Description of the task: The answer should be an exact copy of the data.

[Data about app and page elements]
------------------------------------------------------------------------
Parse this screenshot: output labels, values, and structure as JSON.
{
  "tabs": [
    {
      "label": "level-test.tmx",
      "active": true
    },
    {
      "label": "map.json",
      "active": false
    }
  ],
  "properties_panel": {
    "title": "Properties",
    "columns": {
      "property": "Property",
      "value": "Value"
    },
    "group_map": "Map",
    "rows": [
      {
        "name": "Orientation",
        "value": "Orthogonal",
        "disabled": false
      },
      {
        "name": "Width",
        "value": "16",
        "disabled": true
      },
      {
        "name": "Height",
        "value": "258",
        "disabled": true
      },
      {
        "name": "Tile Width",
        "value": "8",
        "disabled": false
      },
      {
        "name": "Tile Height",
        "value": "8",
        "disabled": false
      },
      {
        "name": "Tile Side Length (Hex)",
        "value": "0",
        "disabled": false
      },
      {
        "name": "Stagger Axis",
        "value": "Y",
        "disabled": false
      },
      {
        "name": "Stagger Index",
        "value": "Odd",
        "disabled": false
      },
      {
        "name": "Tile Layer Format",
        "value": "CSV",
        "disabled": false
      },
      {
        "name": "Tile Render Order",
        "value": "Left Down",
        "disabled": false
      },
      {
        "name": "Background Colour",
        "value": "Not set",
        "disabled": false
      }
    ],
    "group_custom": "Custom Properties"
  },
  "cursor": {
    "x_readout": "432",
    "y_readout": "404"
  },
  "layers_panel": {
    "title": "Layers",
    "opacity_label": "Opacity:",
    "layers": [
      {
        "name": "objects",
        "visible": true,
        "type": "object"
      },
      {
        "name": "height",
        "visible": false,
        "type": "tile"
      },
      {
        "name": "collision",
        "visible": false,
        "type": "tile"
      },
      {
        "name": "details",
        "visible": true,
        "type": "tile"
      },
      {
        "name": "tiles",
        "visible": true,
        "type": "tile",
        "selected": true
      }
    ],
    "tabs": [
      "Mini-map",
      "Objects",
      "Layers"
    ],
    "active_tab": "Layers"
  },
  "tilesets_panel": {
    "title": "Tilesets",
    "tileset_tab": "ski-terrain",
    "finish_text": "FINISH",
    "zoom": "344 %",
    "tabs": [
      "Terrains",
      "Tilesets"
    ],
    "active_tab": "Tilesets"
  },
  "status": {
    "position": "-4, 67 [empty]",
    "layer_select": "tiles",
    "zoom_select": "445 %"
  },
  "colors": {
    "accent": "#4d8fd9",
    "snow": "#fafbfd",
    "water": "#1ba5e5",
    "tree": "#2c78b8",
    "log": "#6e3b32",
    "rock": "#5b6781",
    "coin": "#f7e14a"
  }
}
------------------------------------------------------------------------
Task output:
Parse this screenshot: output labels, values, and structure as JSON.
{
  "tabs": [
    {
      "label": "level-test.tmx",
      "active": true
    },
    {
      "label": "map.json",
      "active": false
    }
  ],
  "properties_panel": {
    "title": "Properties",
    "columns": {
      "property": "Property",
      "value": "Value"
    },
    "group_map": "Map",
    "rows": [
      {
        "name": "Orientation",
        "value": "Orthogonal",
        "disabled": false
      },
      {
        "name": "Width",
        "value": "16",
        "disabled": true
      },
      {
        "name": "Height",
        "value": "258",
        "disabled": true
      },
      {
        "name": "Tile Width",
        "value": "8",
        "disabled": false
      },
      {
        "name": "Tile Height",
        "value": "8",
        "disabled": false
      },
      {
        "name": "Tile Side Length (Hex)",
        "value": "0",
        "disabled": false
      },
      {
        "name": "Stagger Axis",
        "value": "Y",
        "disabled": false
      },
      {
        "name": "Stagger Index",
        "value": "Odd",
        "disabled": false
      },
      {
        "name": "Tile Layer Format",
        "value": "CSV",
        "disabled": false
      },
      {
        "name": "Tile Render Order",
        "value": "Left Down",
        "disabled": false
      },
      {
        "name": "Background Colour",
        "value": "Not set",
        "disabled": false
      }
    ],
    "group_custom": "Custom Properties"
  },
  "cursor": {
    "x_readout": "432",
    "y_readout": "404"
  },
  "layers_panel": {
    "title": "Layers",
    "opacity_label": "Opacity:",
    "layers": [
      {
        "name": "objects",
        "visible": true,
        "type": "object"
      },
      {
        "name": "height",
        "visible": false,
        "type": "tile"
      },
      {
        "name": "collision",
        "visible": false,
        "type": "tile"
      },
      {
        "name": "details",
        "visible": true,
        "type": "tile"
      },
      {
        "name": "tiles",
        "visible": true,
        "type": "tile",
        "selected": true
      }
    ],
    "tabs": [
      "Mini-map",
      "Objects",
      "Layers"
    ],
    "active_tab": "Layers"
  },
  "tilesets_panel": {
    "title": "Tilesets",
    "tileset_tab": "ski-terrain",
    "finish_text": "FINISH",
    "zoom": "344 %",
    "tabs": [
      "Terrains",
      "Tilesets"
    ],
    "active_tab": "Tilesets"
  },
  "status": {
    "position": "-4, 67 [empty]",
    "layer_select": "tiles",
    "zoom_select": "445 %"
  },
  "colors": {
    "accent": "#4d8fd9",
    "snow": "#fafbfd",
    "water": "#1ba5e5",
    "tree": "#2c78b8",
    "log": "#6e3b32",
    "rock": "#5b6781",
    "coin": "#f7e14a"
  }
}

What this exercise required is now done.